THE TASK →
Go through the entries below. Copy each line in which "JSON" appears.

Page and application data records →
◇ ◇ ◇

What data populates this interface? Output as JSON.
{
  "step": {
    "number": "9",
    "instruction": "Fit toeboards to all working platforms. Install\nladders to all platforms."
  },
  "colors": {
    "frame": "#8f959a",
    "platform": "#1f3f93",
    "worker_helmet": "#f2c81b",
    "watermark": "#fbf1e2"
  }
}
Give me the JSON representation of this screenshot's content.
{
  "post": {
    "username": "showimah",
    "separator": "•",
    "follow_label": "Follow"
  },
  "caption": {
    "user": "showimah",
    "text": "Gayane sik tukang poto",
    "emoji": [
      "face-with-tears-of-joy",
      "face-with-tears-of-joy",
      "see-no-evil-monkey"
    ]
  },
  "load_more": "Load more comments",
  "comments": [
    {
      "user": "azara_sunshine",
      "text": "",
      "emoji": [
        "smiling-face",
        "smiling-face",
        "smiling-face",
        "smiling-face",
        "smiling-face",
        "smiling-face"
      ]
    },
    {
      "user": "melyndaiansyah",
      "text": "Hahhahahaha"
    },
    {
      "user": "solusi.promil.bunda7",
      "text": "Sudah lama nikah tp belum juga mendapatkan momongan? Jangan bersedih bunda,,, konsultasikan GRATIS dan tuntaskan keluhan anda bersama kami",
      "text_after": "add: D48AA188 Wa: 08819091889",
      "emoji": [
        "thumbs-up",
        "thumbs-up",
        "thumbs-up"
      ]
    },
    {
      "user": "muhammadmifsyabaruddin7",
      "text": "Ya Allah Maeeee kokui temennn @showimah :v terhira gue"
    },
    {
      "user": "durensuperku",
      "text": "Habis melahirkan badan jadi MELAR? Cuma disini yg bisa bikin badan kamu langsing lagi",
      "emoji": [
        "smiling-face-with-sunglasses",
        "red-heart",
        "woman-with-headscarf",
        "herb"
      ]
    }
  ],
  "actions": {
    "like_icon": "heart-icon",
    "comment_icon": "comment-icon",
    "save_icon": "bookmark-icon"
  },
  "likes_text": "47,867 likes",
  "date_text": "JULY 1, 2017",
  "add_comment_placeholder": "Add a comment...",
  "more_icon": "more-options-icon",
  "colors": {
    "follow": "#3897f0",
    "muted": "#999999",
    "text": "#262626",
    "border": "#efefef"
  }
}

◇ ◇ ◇

YOUR SOLUTION →
What data populates this interface? Output as JSON.
Give me the JSON representation of this screenshot's content.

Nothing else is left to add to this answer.